Our sessions capitalize on Skype's "Share screen..." feature. While students sit in front of their computer working on the assignment, they share their computer screen with me. The impact (for me at least) was immediate – I can see and hear exactly what they're doing with the software. I can see where they are succeeding and where they are having difficulty. I can observe how they interact with the software, how they listen to and think about what they're doing. They can play excerpts of what they're working on for me to hear and comment on while I help them navigate the software's interface, point out useful features, make suggestions, and answer questions. I can also periodically take over control of their computer's mouse to demonstrate certain tools or techniques, and then have students repeat the steps while I act as a kind of coach. As a teacher, this is especially important for me – I can show them how to do something rather than simply tell them how to do something.

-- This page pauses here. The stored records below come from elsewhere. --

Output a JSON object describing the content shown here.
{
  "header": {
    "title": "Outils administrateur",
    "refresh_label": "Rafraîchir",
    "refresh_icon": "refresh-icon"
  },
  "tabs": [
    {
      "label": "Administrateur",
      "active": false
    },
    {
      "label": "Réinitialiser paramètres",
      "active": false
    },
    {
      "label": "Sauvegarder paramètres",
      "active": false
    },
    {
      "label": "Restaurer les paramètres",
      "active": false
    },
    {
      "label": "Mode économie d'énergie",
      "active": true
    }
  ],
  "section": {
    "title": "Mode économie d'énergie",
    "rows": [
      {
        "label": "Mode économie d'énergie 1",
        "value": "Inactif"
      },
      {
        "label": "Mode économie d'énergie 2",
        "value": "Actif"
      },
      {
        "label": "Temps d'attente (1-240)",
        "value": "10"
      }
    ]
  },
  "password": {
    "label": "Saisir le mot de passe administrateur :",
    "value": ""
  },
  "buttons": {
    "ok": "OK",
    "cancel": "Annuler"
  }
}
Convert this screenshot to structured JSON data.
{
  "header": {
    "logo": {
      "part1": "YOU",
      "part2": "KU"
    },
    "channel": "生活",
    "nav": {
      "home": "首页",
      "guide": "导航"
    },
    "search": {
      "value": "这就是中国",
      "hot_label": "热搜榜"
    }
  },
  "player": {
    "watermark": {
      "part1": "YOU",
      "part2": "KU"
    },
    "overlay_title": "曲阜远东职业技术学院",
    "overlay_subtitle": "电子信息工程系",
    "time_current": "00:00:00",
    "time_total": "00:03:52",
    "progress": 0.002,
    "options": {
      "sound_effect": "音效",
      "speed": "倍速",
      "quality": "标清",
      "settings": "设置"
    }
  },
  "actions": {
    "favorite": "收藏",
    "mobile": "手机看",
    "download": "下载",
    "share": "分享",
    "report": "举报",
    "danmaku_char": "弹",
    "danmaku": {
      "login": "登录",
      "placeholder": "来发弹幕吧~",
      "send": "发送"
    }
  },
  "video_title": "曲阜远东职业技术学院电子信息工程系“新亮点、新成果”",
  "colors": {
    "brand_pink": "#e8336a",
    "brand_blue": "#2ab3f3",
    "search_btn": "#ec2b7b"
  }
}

I should point out that I avoid using Skype's video chat feature for a couple of reasons. First, I find it often requires significantly more internet bandwidth and processing power than audio chatting. This is especially important since computer speeds and internet bandwidth quality often varies dramatically between students. Secondly, it reduces the amount of visual distraction which I find is so easily introduced and encouraged by video chatting. In the classroom, students are perpetually distracted by so many things (the screens of their devices, the world outside the classroom windows, social interactions, my lecture slides – and heaven help me if my shirttail is hanging out or I'm having a bad hair day). I think Pythagoras had the right idea – in ancient Greece, he apparently taught his students from behind a curtain so that they would not be distracted by his physical presence, and their focus would be fixed on the sound of his voice and the content of his lecture. With video chat disabled, our collective eyes and ears can remain focused on the work at hand.
It may seem counter-intuitive that a long-distance communication tool can exact better focus, attention, and absorption of course content than in an actual, physical classroom, yet this seems to work quite well. Despite the virtual, "distanced-ness" of teaching this way, I actually feel (more than ever) like I'm a much greater help to my students' learning process.
Now, I should add that I still hold "physical" office hours on campus before and after each class and that the number of students that turn out to either physical or virtual sessions has not increased significantly (I suspect this has more to do with the prevailing attitude that many students seem to have about asking for help as a sign of intellectual weakness). Yet I can't help but wonder if the physical distance emphasized by Skyped-in office hours actually helps a student to preserve their need for intellectual autonomy and independence, while encouraging just enough consultation with the instructor to deepen and enhance their learning.
In any case, this little experiment is all part of an ongoing process – to figure out how I can be the most effective teacher possible to my students.